* Exercise objective *
Retype the line with "Read all visible content and emit it as JSON." in it, then each line after it to the end of the data, word for word.

* Provided information *
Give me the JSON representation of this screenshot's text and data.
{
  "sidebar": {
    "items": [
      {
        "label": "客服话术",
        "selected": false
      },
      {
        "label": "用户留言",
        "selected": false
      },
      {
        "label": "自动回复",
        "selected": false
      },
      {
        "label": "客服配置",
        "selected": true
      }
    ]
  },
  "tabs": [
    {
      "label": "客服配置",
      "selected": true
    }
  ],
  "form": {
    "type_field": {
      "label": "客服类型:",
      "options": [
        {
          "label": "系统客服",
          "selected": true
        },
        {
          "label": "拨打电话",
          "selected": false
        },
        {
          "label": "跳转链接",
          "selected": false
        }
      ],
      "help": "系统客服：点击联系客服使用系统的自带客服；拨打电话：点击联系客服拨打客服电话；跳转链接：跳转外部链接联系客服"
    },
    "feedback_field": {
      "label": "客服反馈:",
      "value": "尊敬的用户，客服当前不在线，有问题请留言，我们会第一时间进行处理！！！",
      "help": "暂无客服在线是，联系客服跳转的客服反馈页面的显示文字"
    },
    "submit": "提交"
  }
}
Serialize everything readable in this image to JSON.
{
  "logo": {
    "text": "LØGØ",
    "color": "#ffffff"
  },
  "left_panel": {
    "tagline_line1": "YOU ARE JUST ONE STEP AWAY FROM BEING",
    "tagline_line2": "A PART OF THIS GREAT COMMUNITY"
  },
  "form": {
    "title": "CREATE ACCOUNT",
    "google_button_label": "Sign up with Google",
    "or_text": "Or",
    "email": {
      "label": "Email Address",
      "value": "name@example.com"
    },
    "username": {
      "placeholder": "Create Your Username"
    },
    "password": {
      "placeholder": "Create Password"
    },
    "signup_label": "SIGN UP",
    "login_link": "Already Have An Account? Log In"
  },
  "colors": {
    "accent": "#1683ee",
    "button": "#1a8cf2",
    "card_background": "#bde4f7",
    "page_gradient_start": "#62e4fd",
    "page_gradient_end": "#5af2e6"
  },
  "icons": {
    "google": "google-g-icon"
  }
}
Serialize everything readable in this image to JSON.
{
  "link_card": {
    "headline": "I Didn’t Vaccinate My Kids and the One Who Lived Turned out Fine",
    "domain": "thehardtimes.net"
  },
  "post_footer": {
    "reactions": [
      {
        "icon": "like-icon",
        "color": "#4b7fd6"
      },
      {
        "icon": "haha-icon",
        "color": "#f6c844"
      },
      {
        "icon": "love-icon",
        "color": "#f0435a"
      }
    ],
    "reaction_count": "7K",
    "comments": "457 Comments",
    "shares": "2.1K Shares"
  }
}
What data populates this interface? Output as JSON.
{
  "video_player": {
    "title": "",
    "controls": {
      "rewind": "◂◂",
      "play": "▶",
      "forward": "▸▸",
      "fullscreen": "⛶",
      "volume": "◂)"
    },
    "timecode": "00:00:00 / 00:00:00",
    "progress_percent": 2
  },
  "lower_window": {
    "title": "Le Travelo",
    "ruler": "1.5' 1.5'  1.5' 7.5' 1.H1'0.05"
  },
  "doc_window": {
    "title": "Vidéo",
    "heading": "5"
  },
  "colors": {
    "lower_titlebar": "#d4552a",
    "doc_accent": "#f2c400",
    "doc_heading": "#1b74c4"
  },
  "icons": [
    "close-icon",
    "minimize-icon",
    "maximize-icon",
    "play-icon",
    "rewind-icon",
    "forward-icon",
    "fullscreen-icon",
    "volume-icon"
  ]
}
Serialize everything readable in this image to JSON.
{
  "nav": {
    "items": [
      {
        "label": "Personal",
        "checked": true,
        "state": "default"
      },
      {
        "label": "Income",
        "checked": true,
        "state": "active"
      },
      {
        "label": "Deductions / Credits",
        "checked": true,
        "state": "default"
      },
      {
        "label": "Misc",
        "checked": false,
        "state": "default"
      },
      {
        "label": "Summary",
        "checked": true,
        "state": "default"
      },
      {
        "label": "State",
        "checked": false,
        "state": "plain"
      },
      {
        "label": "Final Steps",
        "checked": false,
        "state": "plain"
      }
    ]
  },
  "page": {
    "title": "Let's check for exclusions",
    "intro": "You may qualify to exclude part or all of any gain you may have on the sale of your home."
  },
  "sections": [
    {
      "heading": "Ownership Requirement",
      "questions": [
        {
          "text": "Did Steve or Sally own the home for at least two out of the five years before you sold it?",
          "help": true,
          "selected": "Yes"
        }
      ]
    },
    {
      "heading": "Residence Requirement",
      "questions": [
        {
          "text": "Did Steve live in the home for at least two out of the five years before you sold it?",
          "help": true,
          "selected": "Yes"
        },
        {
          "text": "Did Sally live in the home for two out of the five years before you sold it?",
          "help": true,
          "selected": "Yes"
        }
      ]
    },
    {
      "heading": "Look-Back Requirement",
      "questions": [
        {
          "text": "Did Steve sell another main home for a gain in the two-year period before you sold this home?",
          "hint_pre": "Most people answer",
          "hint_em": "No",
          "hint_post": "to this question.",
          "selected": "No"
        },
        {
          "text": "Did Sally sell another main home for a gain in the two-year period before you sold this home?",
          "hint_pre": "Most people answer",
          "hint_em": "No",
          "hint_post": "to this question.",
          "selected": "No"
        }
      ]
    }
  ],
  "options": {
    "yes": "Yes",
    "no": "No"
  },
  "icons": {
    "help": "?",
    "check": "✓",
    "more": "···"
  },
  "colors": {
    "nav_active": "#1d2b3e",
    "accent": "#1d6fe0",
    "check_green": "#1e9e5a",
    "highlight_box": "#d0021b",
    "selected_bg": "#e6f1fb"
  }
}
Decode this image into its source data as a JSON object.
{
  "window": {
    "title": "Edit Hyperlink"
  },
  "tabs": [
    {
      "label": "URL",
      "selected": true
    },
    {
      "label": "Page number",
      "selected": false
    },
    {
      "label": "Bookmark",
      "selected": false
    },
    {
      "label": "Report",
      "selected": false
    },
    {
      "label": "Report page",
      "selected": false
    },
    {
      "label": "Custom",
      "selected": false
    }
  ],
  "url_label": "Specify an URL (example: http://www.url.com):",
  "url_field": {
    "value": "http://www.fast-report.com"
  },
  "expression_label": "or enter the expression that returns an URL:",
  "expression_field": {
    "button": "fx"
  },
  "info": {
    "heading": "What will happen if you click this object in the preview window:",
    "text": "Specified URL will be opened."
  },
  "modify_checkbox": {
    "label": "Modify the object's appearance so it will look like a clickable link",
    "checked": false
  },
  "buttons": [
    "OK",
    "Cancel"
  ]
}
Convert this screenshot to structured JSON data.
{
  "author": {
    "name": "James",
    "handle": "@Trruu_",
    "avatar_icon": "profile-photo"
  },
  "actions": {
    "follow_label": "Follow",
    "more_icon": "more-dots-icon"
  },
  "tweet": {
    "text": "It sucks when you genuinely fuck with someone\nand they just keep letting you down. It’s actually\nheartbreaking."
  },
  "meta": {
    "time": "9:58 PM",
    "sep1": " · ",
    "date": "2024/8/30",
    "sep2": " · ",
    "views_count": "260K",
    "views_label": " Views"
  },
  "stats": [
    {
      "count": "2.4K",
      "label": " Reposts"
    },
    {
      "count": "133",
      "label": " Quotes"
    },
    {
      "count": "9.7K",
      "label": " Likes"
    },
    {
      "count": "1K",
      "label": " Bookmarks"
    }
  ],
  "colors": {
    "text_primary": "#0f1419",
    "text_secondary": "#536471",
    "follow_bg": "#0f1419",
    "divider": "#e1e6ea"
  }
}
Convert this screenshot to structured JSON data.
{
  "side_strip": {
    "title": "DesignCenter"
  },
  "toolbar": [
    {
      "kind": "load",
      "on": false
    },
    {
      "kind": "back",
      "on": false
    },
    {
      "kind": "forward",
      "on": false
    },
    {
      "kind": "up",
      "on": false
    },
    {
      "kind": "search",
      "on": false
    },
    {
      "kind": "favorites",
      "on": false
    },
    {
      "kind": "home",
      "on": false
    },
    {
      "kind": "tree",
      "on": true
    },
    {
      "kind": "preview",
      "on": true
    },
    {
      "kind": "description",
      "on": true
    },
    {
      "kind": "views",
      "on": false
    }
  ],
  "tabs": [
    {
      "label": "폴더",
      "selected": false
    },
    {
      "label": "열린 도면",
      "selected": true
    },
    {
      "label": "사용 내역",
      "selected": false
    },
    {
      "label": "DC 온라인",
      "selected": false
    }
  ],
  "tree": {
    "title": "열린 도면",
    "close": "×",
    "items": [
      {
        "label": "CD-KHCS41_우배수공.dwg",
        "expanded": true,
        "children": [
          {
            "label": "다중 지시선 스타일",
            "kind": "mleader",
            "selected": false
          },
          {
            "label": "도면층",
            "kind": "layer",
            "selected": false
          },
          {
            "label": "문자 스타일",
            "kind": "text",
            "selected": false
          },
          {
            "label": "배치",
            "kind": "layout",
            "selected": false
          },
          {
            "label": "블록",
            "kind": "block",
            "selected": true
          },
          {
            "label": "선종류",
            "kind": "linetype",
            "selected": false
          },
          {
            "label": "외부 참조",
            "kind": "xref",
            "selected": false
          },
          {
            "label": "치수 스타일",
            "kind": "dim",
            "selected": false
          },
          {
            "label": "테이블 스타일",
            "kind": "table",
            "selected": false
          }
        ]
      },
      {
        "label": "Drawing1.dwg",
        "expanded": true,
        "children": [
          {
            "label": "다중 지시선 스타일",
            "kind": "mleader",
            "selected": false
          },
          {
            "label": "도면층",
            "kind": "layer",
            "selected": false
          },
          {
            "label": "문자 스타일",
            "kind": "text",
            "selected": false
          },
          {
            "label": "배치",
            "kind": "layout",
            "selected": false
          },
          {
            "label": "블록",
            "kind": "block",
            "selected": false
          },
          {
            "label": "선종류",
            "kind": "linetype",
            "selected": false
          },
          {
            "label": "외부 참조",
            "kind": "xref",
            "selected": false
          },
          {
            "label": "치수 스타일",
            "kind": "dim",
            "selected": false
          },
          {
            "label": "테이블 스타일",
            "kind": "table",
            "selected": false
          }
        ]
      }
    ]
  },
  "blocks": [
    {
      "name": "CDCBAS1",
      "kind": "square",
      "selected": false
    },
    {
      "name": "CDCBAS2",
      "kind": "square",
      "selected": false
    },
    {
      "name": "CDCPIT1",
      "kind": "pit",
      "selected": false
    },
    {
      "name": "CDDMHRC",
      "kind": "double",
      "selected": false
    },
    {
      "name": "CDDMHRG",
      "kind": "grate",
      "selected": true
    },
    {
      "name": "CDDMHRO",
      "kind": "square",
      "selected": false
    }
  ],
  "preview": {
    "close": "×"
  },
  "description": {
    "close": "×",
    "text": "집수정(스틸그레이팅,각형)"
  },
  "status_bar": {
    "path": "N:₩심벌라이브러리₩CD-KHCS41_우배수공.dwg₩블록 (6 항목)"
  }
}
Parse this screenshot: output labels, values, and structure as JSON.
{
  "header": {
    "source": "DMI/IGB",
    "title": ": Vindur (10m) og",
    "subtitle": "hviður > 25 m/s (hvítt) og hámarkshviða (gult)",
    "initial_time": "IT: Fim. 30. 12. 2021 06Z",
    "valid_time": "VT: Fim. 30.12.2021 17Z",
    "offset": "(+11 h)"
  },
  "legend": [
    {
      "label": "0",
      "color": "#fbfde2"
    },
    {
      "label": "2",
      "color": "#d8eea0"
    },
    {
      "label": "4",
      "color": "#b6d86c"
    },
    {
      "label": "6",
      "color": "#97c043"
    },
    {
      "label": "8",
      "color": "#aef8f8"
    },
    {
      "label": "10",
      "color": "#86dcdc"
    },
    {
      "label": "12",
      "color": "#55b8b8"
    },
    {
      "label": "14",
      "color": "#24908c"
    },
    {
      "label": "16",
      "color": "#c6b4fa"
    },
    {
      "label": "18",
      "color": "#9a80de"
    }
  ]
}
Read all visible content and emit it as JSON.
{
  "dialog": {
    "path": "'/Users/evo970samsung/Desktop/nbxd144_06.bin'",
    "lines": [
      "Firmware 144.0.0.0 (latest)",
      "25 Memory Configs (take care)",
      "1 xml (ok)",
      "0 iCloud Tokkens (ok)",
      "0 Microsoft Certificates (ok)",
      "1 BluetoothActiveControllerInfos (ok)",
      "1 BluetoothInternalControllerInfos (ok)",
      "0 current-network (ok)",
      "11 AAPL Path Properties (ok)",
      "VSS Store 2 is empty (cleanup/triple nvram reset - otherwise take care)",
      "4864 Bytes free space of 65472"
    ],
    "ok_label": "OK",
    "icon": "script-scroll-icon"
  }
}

* Result of the exercise *
Read all visible content and emit it as JSON.
{
  "dialog": {
    "path": "'/Users/evo970samsung/Desktop/nbxd144_06.bin'",
    "lines": [
      "Firmware 144.0.0.0 (latest)",
      "25 Memory Configs (take care)",
      "1 xml (ok)",
      "0 iCloud Tokkens (ok)",
      "0 Microsoft Certificates (ok)",
      "1 BluetoothActiveControllerInfos (ok)",
      "1 BluetoothInternalControllerInfos (ok)",
      "0 current-network (ok)",
      "11 AAPL Path Properties (ok)",
      "VSS Store 2 is empty (cleanup/triple nvram reset - otherwise take care)",
      "4864 Bytes free space of 65472"
    ],
    "ok_label": "OK",
    "icon": "script-scroll-icon"
  }
}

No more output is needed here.